The comedic journeys of Bob Hope and Bing Crosby continue with Road to Singapore. Crosby and Hope travel the world as playboy sailors who would rather sit out their romantic attachments and family obligations by running off to Singapore - where things only become hilariously more complicated. Kino Lorber continues their releases of Road films delivering Singapore in fine order with a solid A/V presentation and a couple of bonus features. Fans will want to make sure to add this to the collection. Recommended.
Josh Mallon (Bing Crosby) comes from a long line of sailing Mallons. A Fifth generation sailor, he has dreams of staying out to sea while his father (Charles Coburn) and his fiancé Judith (Gloria Wycott) would rather keep the young man landlocked in an office managing the family fortune. Stealing away with his old pal Ace (Bob Hope), the two glob-trotting bachelors end up in Singapore hoping to leave their troubles behind them. But when they meet the sultry singer Mima (Dorothy Lamour) their troubles go from bad to worse as they duel for her affections.
There's nothing at all complicated with Bing Crosby and Bob Hope's Road films and Road to Singapore is no exception. Think of a classic television series where the plot and the characters are virtually the same from episode to episode and you have a pretty good idea of what each Road film has to offer. Change the names and locations a little bit, but the circumstances are largely the same - which isn't a bad thing at all! Crosby and Hope are a terrific comedic duo coupled with their regular foil Dorothy Lamour and the trio are still in great form with Singapore.
The comedic hijinks are a laugh a minute as Crosby and Hope work off one another slinging one-liners and gags back at each other with ease. When it comes time for a little song and dance, the pair are able performers adding a little extra showmanship to the comedy. Dorothy Lamour again holds her own against the two gag masters often upstaging the show. For a little extra entertainment value, a very young Anthony Quinn arrives as Caesar the spurned performance partner of Mima who has it in for Bing and Bob. He doesn't get a lot of screen time, but it's pretty wild seeing the acting legend so young.
In and out inside of 85-minutes, Road to Singapore is never boring and gives plenty of great laughs.

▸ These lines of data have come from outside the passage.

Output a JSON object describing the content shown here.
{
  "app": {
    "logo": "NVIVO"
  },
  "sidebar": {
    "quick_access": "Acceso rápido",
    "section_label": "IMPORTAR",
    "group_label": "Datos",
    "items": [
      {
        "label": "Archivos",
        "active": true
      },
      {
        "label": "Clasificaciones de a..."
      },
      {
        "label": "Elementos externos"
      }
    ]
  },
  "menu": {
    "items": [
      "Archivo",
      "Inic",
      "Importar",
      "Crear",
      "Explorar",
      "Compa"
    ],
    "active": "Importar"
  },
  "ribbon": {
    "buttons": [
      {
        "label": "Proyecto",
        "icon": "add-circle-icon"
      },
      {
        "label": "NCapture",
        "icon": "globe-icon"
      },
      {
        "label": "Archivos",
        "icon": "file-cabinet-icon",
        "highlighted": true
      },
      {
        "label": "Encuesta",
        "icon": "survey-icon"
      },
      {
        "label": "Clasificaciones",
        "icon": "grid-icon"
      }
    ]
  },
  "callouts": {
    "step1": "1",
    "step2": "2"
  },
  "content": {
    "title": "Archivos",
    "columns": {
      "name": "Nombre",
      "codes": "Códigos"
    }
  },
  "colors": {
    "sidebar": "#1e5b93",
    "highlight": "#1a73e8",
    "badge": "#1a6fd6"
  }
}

It's certainly not complicated, but it doesn't need to be for it to be successful. Even as the first of the seven Road films Crosby and Hope had their act honed and was a well-oiled machine of song and dance and great laughs. If you're stuck looking for some worthwhile light entertainment take the Road to Singapore. It'll get you where you need to go.
Vital Disc Stats: The Blu-ray
Road to Singapore travels its way to Blu-ray courtesy of Kino Lorber and their Studio Classics label. Pressed on a Region A locked BD-25 disc, the disc is housed in a standard sturdy case. The disc loads directly to a static image main menu with traditional navigation options.
Road to Singapore delivers the comedy gold with an aged but still very impressive 1080p 1.37:1 transfer. Much of the film looks fantastic offering up crystal clear details with a stable grain presence to deliver a nicely filmic appearance. The only real negative to this show is that there are some rough patches where speckling and small scratches become more prominent. Thankfully, those moments are very brief and don't distract from the show. As I said details are nice and strong letting you appreciate fine facial features, clothing, and the rather impressive set design work that went into creating a convincing Singapore set complete with a riverfront house. Greyscale is in great shape giving plenty of shadow and deep inky black levels to the show without any serious signs of crush. Depth is appreciable. All around aside from some of the age-related wear and tear, this is a very nice looking transfer.
Road to Singapore gets a lot of mileage out of its DTS-HD MA 2.0 mono track. Dialogue is crystal clear and the song and dance numbers are great. Scoring is a bit minimal and incidental but it comes through nicely. Sound effects are on the same path as there's not much call for dramatic atmospherics when each scene was obviously shot on a soundstage. The only real issue of note is some slight hiss and a couple of age pops here and there, but none of the wear and tear is too distracting.
Outside of some archival features and trailers, there isn't a whole lot to the bonus features package for Road to Singapore. With that, the two Bob Hope-focused features is a nice little look at the man's career and the work that he did to entertain the troops.
Road to Singapore is a solid song-and-dance comedy with Bing, Bob, and Dorothy doing what they do best. It's a silly show that revels in its over-the-top premise and slings the jokes faster than you can keep up with. Watching this one it's really no surprise that the film spawned six sequels that all hold their own. If you're a fan of the series, this is where it all began. Kino Lorber delivers a nice Blu-ray release with a strong A/V presentation and a couple of nice archival bonus features highlighting the career and contributions of Bob Hope. Whether you're a fan of the series or just need a good laugh, Road to Singapore is Recommended.